In the end, I know this was the best path for me, and I’ve learned going forward that if I’m really not interested in a job or industry, I’m not going to go for it. I’ve seen and heard of jobs that I am well-qualified for and if I tried hard enough (faking it along the way) I could probably get it.
After this experience I’ve really only focused on what I want. And lately, it’s actually worked out for me. But more on that later…
A good friend and mentor recently emailed me the following:
With all the qualifications and experience you have, the fact that you haven’t been showered in $ and snapped up ages ago is a fair reflection of how tough a market it is out there.
A total ego-boost, yes, but I know him well enough to know he’s not just saying it to make me feel better about where I am today.
If you had asked me when I started business school back in ‘07 where I thought I’d be in three years, it wouldn’t be here. Unemployed. In the worst economy of my life (and that of my parents and maybe even my grandparents). With no apparent end in sight.
One positive appears to be that the Euro is depreciating and now is a great time to visit Europe! Except my brother (who lived in Italy from ‘06 until last year) is now in Korea. Well, there goes that idea of trekking around Europe using Italy as a central hub. (Just kidding. With the undergrad and now grad student debt burden, I probably won’t be taking any large trips any time soon!)
So where am I now? Living at home being supported by my wonderful parents.
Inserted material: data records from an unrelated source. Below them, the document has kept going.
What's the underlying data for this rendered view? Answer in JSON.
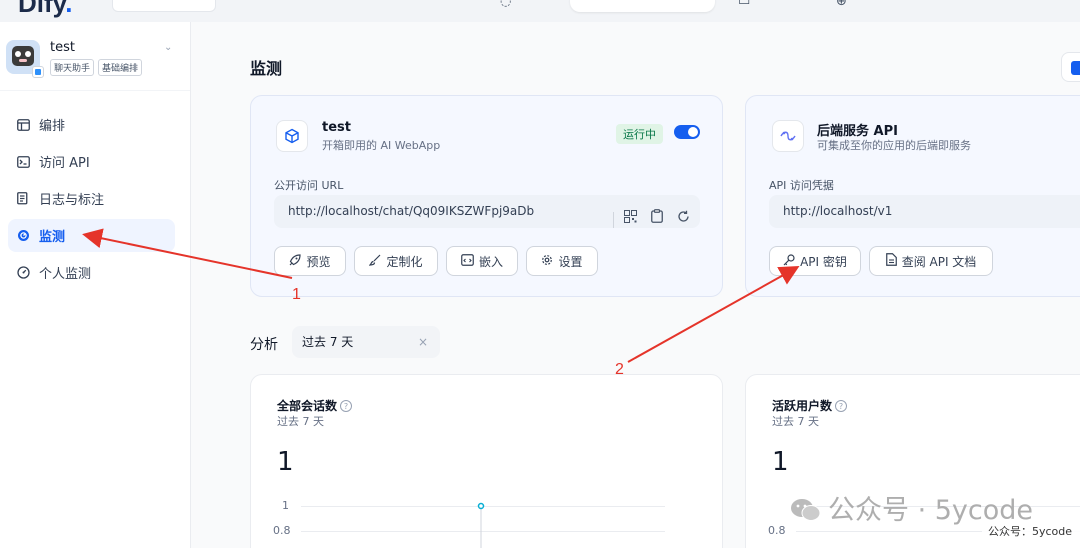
{
  "topbar": {
    "logo": "Dify",
    "logo_dot": "."
  },
  "sidebar": {
    "app_name": "test",
    "tags": [
      "聊天助手",
      "基础编排"
    ],
    "items": [
      {
        "label": "编排",
        "icon": "layout-icon"
      },
      {
        "label": "访问 API",
        "icon": "terminal-icon"
      },
      {
        "label": "日志与标注",
        "icon": "document-icon"
      },
      {
        "label": "监测",
        "icon": "gauge-icon",
        "active": true
      },
      {
        "label": "个人监测",
        "icon": "gauge-outline-icon"
      }
    ]
  },
  "main": {
    "title": "监测",
    "webapp_card": {
      "title": "test",
      "subtitle": "开箱即用的 AI WebApp",
      "status": "运行中",
      "url_label": "公开访问 URL",
      "url": "http://localhost/chat/Qq09IKSZWFpj9aDb",
      "buttons": [
        "预览",
        "定制化",
        "嵌入",
        "设置"
      ]
    },
    "api_card": {
      "title": "后端服务 API",
      "subtitle": "可集成至你的应用的后端即服务",
      "credential_label": "API 访问凭据",
      "url": "http://localhost/v1",
      "buttons": [
        "API 密钥",
        "查阅 API 文档"
      ]
    },
    "analysis": {
      "label": "分析",
      "period": "过去 7 天",
      "clear": "×"
    },
    "stats": [
      {
        "title": "全部会话数",
        "sub": "过去 7 天",
        "value": "1",
        "ticks": [
          "1",
          "0.8"
        ]
      },
      {
        "title": "活跃用户数",
        "sub": "过去 7 天",
        "value": "1",
        "ticks": [
          "1",
          "0.8"
        ]
      }
    ]
  },
  "annotations": {
    "one": "1",
    "two": "2"
  },
  "watermark": {
    "text": "公众号 · 5ycode",
    "badge": "公众号：5ycode"
  },
  "colors": {
    "accent": "#155eef",
    "arrow": "#e5342a",
    "status_bg": "#e0f4e6"
  }
}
I’m not gonna lie, it’s not easy admitting that to the world at large (or perhaps the two friends who will read my blog). Luckily I have few expenses (thank you loan deferment and forbearance!), and they have been successful in their careers, so it’s not a huge burden for them, but still, it’s awkward. And I know I’m not the only one out there, but it does have a certain feeling of “how the hell did I end up here?!” I’ve been through worse shit in my life, but on a good-bad scale, this ranks up there on the “bad” side.
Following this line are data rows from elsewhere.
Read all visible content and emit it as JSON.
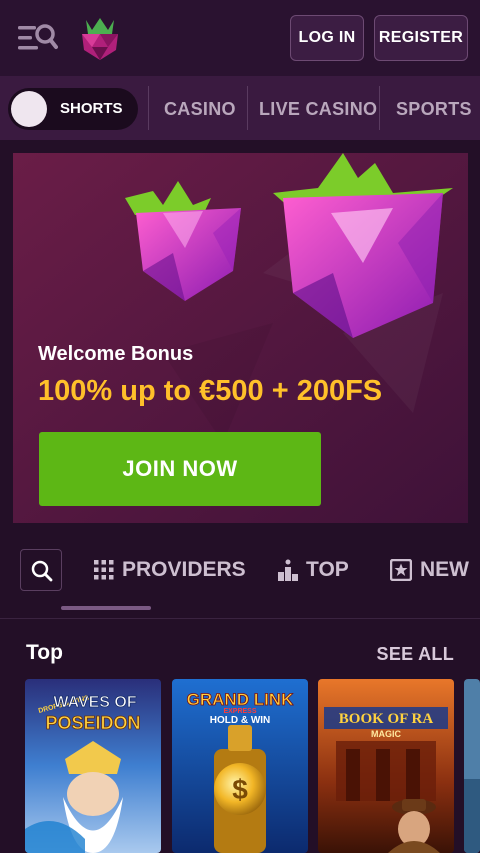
{
  "header": {
    "login_label": "LOG IN",
    "register_label": "REGISTER"
  },
  "nav": {
    "shorts_label": "SHORTS",
    "items": [
      "CASINO",
      "LIVE CASINO",
      "SPORTS"
    ]
  },
  "banner": {
    "subtitle": "Welcome Bonus",
    "headline": "100% up to €500 + 200FS",
    "cta_label": "JOIN NOW"
  },
  "tabs": {
    "providers": "PROVIDERS",
    "top": "TOP",
    "new": "NEW"
  },
  "top_section": {
    "title": "Top",
    "see_all": "SEE ALL",
    "games": [
      {
        "title_line1": "WAVES OF",
        "title_line2": "POSEIDON",
        "tag": "DROPS & WINS"
      },
      {
        "title_line1": "GRAND LINK",
        "title_line2": "HOLD & WIN",
        "tag": "EXPRESS"
      },
      {
        "title_line1": "BOOK OF RA",
        "title_line2": "MAGIC",
        "tag": ""
      }
    ]
  },
  "colors": {
    "background": "#230f27",
    "header": "#2a1230",
    "nav": "#3a1a40",
    "banner": "#5b1a3f",
    "cta_green": "#5db715",
    "headline_gold": "#ffc02a"
  }
}
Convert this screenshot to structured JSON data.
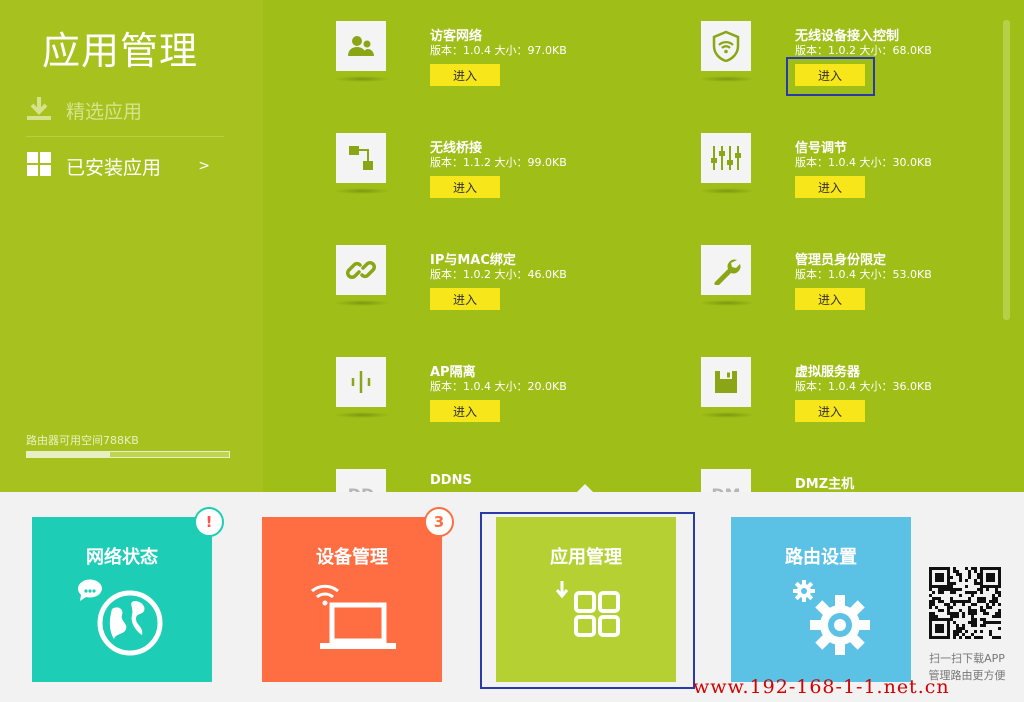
{
  "sidebar": {
    "title": "应用管理",
    "items": [
      {
        "label": "精选应用",
        "icon": "download-icon"
      },
      {
        "label": "已安装应用",
        "icon": "grid-icon",
        "chevron": ">"
      }
    ],
    "space_label": "路由器可用空间788KB",
    "space_used_fraction": 0.41
  },
  "apps": [
    {
      "name": "访客网络",
      "version": "版本：1.0.4 大小：97.0KB",
      "button": "进入",
      "icon": "guest-users-icon"
    },
    {
      "name": "无线设备接入控制",
      "version": "版本：1.0.2 大小：68.0KB",
      "button": "进入",
      "icon": "wifi-shield-icon",
      "focused": true
    },
    {
      "name": "无线桥接",
      "version": "版本：1.1.2 大小：99.0KB",
      "button": "进入",
      "icon": "bridge-icon"
    },
    {
      "name": "信号调节",
      "version": "版本：1.0.4 大小：30.0KB",
      "button": "进入",
      "icon": "signal-sliders-icon"
    },
    {
      "name": "IP与MAC绑定",
      "version": "版本：1.0.2 大小：46.0KB",
      "button": "进入",
      "icon": "link-icon"
    },
    {
      "name": "管理员身份限定",
      "version": "版本：1.0.4 大小：53.0KB",
      "button": "进入",
      "icon": "wrench-icon"
    },
    {
      "name": "AP隔离",
      "version": "版本：1.0.4 大小：20.0KB",
      "button": "进入",
      "icon": "ap-isolation-icon"
    },
    {
      "name": "虚拟服务器",
      "version": "版本：1.0.4 大小：36.0KB",
      "button": "进入",
      "icon": "save-disk-icon"
    },
    {
      "name": "DDNS",
      "icon_text": "DD",
      "icon": "ddns-icon"
    },
    {
      "name": "DMZ主机",
      "icon_text": "DM",
      "icon": "dmz-icon"
    }
  ],
  "tiles": [
    {
      "label": "网络状态",
      "color": "#1ecdb5",
      "icon": "globe-chat-icon",
      "badge": "!"
    },
    {
      "label": "设备管理",
      "color": "#ff6e42",
      "icon": "laptop-wifi-icon",
      "badge": "3"
    },
    {
      "label": "应用管理",
      "color": "#b4d033",
      "icon": "app-grid-icon",
      "selected": true
    },
    {
      "label": "路由设置",
      "color": "#5bc2e6",
      "icon": "gears-icon"
    }
  ],
  "qr": {
    "caption_line1": "扫一扫下载APP",
    "caption_line2": "管理路由更方便"
  },
  "watermark": "www.192-168-1-1.net.cn"
}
Anyway, I got the idea to start this blog after receiving the above message and talking to a girlfriend who forwarded me something from a journalist looking for someone like me to interview. I thought instead of merely sharing my story with the journalist, I would share it here. Who knows how many people will actually read it, but if what I have to share gives at least one person an idea or encouragement or anything (ok with the exception of something negative), then I will be happy.
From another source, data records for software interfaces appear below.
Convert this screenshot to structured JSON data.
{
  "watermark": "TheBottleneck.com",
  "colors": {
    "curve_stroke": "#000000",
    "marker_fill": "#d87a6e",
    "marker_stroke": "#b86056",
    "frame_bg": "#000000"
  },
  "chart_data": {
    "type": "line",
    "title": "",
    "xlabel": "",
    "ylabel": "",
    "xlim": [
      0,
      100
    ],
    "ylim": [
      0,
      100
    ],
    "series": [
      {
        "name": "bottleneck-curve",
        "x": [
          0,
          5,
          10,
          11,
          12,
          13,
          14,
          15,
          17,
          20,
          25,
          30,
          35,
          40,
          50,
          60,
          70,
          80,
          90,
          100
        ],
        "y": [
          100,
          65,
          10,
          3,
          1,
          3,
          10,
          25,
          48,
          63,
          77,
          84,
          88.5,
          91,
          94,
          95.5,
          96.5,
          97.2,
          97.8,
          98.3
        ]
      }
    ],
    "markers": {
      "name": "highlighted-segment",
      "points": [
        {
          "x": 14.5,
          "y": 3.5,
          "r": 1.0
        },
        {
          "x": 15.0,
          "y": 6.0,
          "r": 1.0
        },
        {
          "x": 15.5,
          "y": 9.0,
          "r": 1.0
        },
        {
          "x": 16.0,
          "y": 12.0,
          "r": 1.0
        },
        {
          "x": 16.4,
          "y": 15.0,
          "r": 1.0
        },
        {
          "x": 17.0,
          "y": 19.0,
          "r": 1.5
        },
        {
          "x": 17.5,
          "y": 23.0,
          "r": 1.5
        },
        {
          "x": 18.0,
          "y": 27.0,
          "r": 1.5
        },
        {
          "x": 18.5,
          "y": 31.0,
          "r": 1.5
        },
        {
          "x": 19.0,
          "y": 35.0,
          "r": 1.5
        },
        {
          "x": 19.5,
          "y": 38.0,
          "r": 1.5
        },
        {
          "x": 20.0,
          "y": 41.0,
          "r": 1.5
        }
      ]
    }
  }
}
Oh yeah, what I want to do. Well, if you ask any of my really close friends, I’ve gone back and forth many times (plan A, plan B, etc.). I already have some of my next blog posts based on my decision to focus on what I am now written in my head and will share them soon. So until then, know this: personal happiness is very important to me and is partially driven by the work I do. I’m sure if I wanted to find something by now I could have - I have the credentials (yes, that’s conceited, but true). But if it wasn’t something that made me wake up everyday and say to myself “wow! I’m so glad I held out for what I wanted to do in an industry that I really love”, I would be miserable… and a miserable Katie is no fun to be around.
RT @peHUB: Day of Reckoning at CalPERS http://dlvr.it/q395